The Evidence for Invasional Meltdown: The Great Lakes as a Case Study
M.S. Coastal Zone Management
Invasive species have altered many ecosystems, aquatic and terrestrial, and have been named a leading environmental threat to biodiversity and natural ecosystems. Food webs have been disturbed, predator/prey relationships have been impacted, nutrient webs have been modified, and structures of native habitats have been drastically altered. The term invasional meltdown, first introduced by Simberloff and Von Holle (1999), is used to describe an invaded ecosystem that has been altered due to mutual, positive facilitations between nonindigenous species. These facilitative interactions promotefurther invasions to the ecosystem, creating a synergistic effect. True evidence of invasional meltdown has been scarce, by which Simberloff (2006) documented that the true definition of invasional meltdown has only been shown in a few case studies. In the following study, literature containing examples of facilitation and positivefeedbackshave beengathered to prove that theGreatLakesare in a state of invasional meltdown.
Dina M. Benes. 2009. The Evidence for Invasional Meltdown: The Great Lakes as a Case Study.
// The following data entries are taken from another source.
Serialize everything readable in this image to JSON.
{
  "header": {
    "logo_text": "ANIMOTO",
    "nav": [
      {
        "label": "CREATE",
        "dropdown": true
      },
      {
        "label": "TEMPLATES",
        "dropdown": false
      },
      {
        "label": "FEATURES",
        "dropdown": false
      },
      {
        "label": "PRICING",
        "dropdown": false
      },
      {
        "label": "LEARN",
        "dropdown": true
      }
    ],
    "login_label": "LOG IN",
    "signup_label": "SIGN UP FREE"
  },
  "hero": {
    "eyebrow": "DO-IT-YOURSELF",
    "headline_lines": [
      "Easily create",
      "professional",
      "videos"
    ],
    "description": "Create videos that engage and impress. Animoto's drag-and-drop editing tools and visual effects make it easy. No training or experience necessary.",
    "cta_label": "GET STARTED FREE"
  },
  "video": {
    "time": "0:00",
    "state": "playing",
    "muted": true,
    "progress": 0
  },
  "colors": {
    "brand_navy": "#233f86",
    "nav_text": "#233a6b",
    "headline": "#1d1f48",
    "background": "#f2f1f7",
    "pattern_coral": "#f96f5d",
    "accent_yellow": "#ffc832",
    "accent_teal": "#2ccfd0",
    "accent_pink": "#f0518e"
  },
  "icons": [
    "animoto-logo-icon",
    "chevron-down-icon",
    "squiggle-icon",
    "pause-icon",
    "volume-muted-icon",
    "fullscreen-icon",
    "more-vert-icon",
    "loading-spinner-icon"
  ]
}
Capstone. Nova Southeastern University. Retrieved from NSUWorks, . (41)
This document is currently not available here.
For NSU Patrons Only.